#### Task statement:
What follows is a block of records; restate each one word for word.

#####

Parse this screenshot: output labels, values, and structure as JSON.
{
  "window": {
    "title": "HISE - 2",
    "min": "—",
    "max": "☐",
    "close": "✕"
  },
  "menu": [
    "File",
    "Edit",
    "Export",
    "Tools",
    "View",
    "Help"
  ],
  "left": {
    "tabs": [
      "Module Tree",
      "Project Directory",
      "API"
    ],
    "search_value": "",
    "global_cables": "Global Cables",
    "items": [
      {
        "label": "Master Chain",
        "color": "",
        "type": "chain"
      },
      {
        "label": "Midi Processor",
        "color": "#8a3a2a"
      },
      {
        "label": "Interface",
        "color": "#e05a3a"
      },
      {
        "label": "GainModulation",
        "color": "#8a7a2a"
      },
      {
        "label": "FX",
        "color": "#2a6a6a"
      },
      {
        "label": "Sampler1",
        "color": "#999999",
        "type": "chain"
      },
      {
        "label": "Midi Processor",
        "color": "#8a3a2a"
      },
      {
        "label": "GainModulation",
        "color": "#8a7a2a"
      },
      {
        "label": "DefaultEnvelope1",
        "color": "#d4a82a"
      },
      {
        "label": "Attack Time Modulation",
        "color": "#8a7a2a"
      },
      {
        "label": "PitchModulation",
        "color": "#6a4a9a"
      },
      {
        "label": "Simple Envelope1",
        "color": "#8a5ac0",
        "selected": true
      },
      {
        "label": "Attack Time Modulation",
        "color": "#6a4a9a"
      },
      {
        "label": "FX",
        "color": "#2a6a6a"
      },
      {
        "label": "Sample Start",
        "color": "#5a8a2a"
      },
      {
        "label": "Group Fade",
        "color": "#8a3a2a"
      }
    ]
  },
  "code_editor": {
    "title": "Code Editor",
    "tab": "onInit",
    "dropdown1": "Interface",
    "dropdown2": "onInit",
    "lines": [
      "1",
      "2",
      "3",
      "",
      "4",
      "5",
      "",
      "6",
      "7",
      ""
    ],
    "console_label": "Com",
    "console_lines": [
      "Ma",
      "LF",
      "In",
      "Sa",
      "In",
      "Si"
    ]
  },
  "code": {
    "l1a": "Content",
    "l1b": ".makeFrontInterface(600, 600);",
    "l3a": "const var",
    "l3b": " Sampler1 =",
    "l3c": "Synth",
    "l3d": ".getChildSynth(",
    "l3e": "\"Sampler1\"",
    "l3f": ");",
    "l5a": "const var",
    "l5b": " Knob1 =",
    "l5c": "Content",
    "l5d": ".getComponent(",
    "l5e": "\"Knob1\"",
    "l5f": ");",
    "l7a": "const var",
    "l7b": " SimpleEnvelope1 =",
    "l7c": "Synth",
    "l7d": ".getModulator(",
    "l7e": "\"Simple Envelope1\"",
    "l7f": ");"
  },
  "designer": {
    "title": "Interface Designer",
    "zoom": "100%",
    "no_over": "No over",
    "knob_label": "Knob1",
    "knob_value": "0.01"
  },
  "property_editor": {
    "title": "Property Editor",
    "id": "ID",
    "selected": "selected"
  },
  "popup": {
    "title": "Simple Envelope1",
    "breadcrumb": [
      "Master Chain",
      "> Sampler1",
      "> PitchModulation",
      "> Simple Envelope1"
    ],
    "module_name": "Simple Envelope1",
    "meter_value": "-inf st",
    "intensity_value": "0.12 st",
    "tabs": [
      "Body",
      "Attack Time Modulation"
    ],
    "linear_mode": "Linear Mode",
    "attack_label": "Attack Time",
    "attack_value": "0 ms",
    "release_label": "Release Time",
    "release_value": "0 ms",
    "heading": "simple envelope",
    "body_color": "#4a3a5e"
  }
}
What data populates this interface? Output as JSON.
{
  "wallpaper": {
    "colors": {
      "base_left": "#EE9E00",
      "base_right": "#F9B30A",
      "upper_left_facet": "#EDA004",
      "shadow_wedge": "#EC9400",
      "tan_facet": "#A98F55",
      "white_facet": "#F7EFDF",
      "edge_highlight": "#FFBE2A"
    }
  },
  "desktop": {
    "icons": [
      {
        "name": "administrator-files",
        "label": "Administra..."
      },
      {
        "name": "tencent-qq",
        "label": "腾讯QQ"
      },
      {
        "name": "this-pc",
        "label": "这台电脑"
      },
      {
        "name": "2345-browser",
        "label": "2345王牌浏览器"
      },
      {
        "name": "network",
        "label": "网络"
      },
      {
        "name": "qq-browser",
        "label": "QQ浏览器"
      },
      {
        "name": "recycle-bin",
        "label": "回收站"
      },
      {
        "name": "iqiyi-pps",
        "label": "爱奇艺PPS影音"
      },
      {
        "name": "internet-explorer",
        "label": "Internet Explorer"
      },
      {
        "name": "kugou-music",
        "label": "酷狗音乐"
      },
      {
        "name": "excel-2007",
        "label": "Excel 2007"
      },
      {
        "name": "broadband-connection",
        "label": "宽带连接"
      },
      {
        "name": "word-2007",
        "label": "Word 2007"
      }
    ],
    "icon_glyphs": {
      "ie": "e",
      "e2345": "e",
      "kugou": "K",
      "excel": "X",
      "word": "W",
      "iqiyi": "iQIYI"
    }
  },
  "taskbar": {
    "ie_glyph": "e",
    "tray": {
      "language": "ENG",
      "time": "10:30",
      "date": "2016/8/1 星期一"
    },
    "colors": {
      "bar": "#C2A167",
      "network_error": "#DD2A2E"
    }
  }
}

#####

#### Written response:
Parse this screenshot: output labels, values, and structure as JSON.
{
  "window": {
    "title": "HISE - 2",
    "min": "—",
    "max": "☐",
    "close": "✕"
  },
  "menu": [
    "File",
    "Edit",
    "Export",
    "Tools",
    "View",
    "Help"
  ],
  "left": {
    "tabs": [
      "Module Tree",
      "Project Directory",
      "API"
    ],
    "search_value": "",
    "global_cables": "Global Cables",
    "items": [
      {
        "label": "Master Chain",
        "color": "",
        "type": "chain"
      },
      {
        "label": "Midi Processor",
        "color": "#8a3a2a"
      },
      {
        "label": "Interface",
        "color": "#e05a3a"
      },
      {
        "label": "GainModulation",
        "color": "#8a7a2a"
      },
      {
        "label": "FX",
        "color": "#2a6a6a"
      },
      {
        "label": "Sampler1",
        "color": "#999999",
        "type": "chain"
      },
      {
        "label": "Midi Processor",
        "color": "#8a3a2a"
      },
      {
        "label": "GainModulation",
        "color": "#8a7a2a"
      },
      {
        "label": "DefaultEnvelope1",
        "color": "#d4a82a"
      },
      {
        "label": "Attack Time Modulation",
        "color": "#8a7a2a"
      },
      {
        "label": "PitchModulation",
        "color": "#6a4a9a"
      },
      {
        "label": "Simple Envelope1",
        "color": "#8a5ac0",
        "selected": true
      },
      {
        "label": "Attack Time Modulation",
        "color": "#6a4a9a"
      },
      {
        "label": "FX",
        "color": "#2a6a6a"
      },
      {
        "label": "Sample Start",
        "color": "#5a8a2a"
      },
      {
        "label": "Group Fade",
        "color": "#8a3a2a"
      }
    ]
  },
  "code_editor": {
    "title": "Code Editor",
    "tab": "onInit",
    "dropdown1": "Interface",
    "dropdown2": "onInit",
    "lines": [
      "1",
      "2",
      "3",
      "",
      "4",
      "5",
      "",
      "6",
      "7",
      ""
    ],
    "console_label": "Com",
    "console_lines": [
      "Ma",
      "LF",
      "In",
      "Sa",
      "In",
      "Si"
    ]
  },
  "code": {
    "l1a": "Content",
    "l1b": ".makeFrontInterface(600, 600);",
    "l3a": "const var",
    "l3b": " Sampler1 =",
    "l3c": "Synth",
    "l3d": ".getChildSynth(",
    "l3e": "\"Sampler1\"",
    "l3f": ");",
    "l5a": "const var",
    "l5b": " Knob1 =",
    "l5c": "Content",
    "l5d": ".getComponent(",
    "l5e": "\"Knob1\"",
    "l5f": ");",
    "l7a": "const var",
    "l7b": " SimpleEnvelope1 =",
    "l7c": "Synth",
    "l7d": ".getModulator(",
    "l7e": "\"Simple Envelope1\"",
    "l7f": ");"
  },
  "designer": {
    "title": "Interface Designer",
    "zoom": "100%",
    "no_over": "No over",
    "knob_label": "Knob1",
    "knob_value": "0.01"
  },
  "property_editor": {
    "title": "Property Editor",
    "id": "ID",
    "selected": "selected"
  },
  "popup": {
    "title": "Simple Envelope1",
    "breadcrumb": [
      "Master Chain",
      "> Sampler1",
      "> PitchModulation",
      "> Simple Envelope1"
    ],
    "module_name": "Simple Envelope1",
    "meter_value": "-inf st",
    "intensity_value": "0.12 st",
    "tabs": [
      "Body",
      "Attack Time Modulation"
    ],
    "linear_mode": "Linear Mode",
    "attack_label": "Attack Time",
    "attack_value": "0 ms",
    "release_label": "Release Time",
    "release_value": "0 ms",
    "heading": "simple envelope",
    "body_color": "#4a3a5e"
  }
}
What data populates this interface? Output as JSON.
{
  "wallpaper": {
    "colors": {
      "base_left": "#EE9E00",
      "base_right": "#F9B30A",
      "upper_left_facet": "#EDA004",
      "shadow_wedge": "#EC9400",
      "tan_facet": "#A98F55",
      "white_facet": "#F7EFDF",
      "edge_highlight": "#FFBE2A"
    }
  },
  "desktop": {
    "icons": [
      {
        "name": "administrator-files",
        "label": "Administra..."
      },
      {
        "name": "tencent-qq",
        "label": "腾讯QQ"
      },
      {
        "name": "this-pc",
        "label": "这台电脑"
      },
      {
        "name": "2345-browser",
        "label": "2345王牌浏览器"
      },
      {
        "name": "network",
        "label": "网络"
      },
      {
        "name": "qq-browser",
        "label": "QQ浏览器"
      },
      {
        "name": "recycle-bin",
        "label": "回收站"
      },
      {
        "name": "iqiyi-pps",
        "label": "爱奇艺PPS影音"
      },
      {
        "name": "internet-explorer",
        "label": "Internet Explorer"
      },
      {
        "name": "kugou-music",
        "label": "酷狗音乐"
      },
      {
        "name": "excel-2007",
        "label": "Excel 2007"
      },
      {
        "name": "broadband-connection",
        "label": "宽带连接"
      },
      {
        "name": "word-2007",
        "label": "Word 2007"
      }
    ],
    "icon_glyphs": {
      "ie": "e",
      "e2345": "e",
      "kugou": "K",
      "excel": "X",
      "word": "W",
      "iqiyi": "iQIYI"
    }
  },
  "taskbar": {
    "ie_glyph": "e",
    "tray": {
      "language": "ENG",
      "time": "10:30",
      "date": "2016/8/1 星期一"
    },
    "colors": {
      "bar": "#C2A167",
      "network_error": "#DD2A2E"
    }
  }
}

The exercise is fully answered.